The long anticipated 13 Reasons Why return is tomorrow. Netflix has been receptive to many of the criticisms of the first season, and the results of a study through Northwestern University about the show’s impact. There will be more trigger warnings, resources given, and actors stepping out of character to talk about mental health and the importance of getting help.
Will it be enough? Only time will tell. What new issues will this season bring up? Will it even be as popularly watched as the first one?
The good news is that we are all as prepared as we can be, given the surprise plot twists to come. SAVE (Suicide Awareness Voices of Education) has brought together an international coalition to create a toolkit for parents, educators, and the community. This toolkit is available tomorrow, and we encourage you to check it out.
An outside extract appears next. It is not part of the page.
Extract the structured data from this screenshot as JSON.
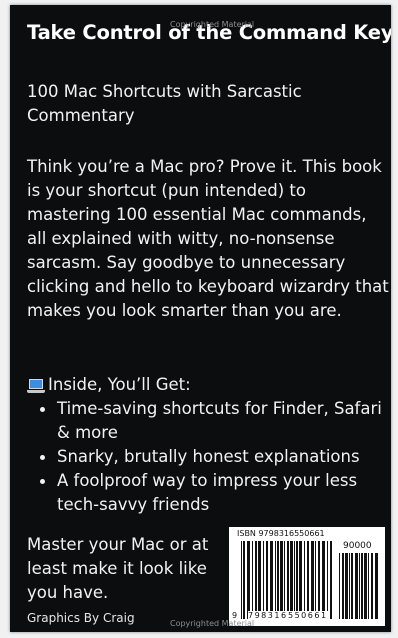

As always, talk to your kids about what they are watching, feeling, and experiencing. They can handle it. The myth that talking about suicide puts the idea in someone’s head contributes to the stigma and secrecy and literally costs lives.
Know the signs and what to look for. Don’t believe that by virtue of privilege, grades, friends etc that your child couldn’t be suffering. Make sure they know it is safe to come to you about ANYTHING. Practice unconditional love, which is different than unconditional like. Be present in their lives, physically and emotionally. They do need you, even if they act like they don’t.
And don’t be so hard on yourself; there is no such thing as a perfect parent.
Our colleagues at Well Being Trust have also put together support materials and resources.
How to talk to Kids about suicide:
Help for Parents and Educators:
Suicide Brochures: English and Spanish
https://teenlineonline.org/wp-content/uploads/2018/02/TL-TeenSuicide-brochure-SP-Jan2018-SPANISH.pdf (IN SPANISH)
Information for educators about suicide:
How to talk about suicide and mental illness vocabulary:
LGBTQ youth suicide prevention & crisis intervention: The Trevor Project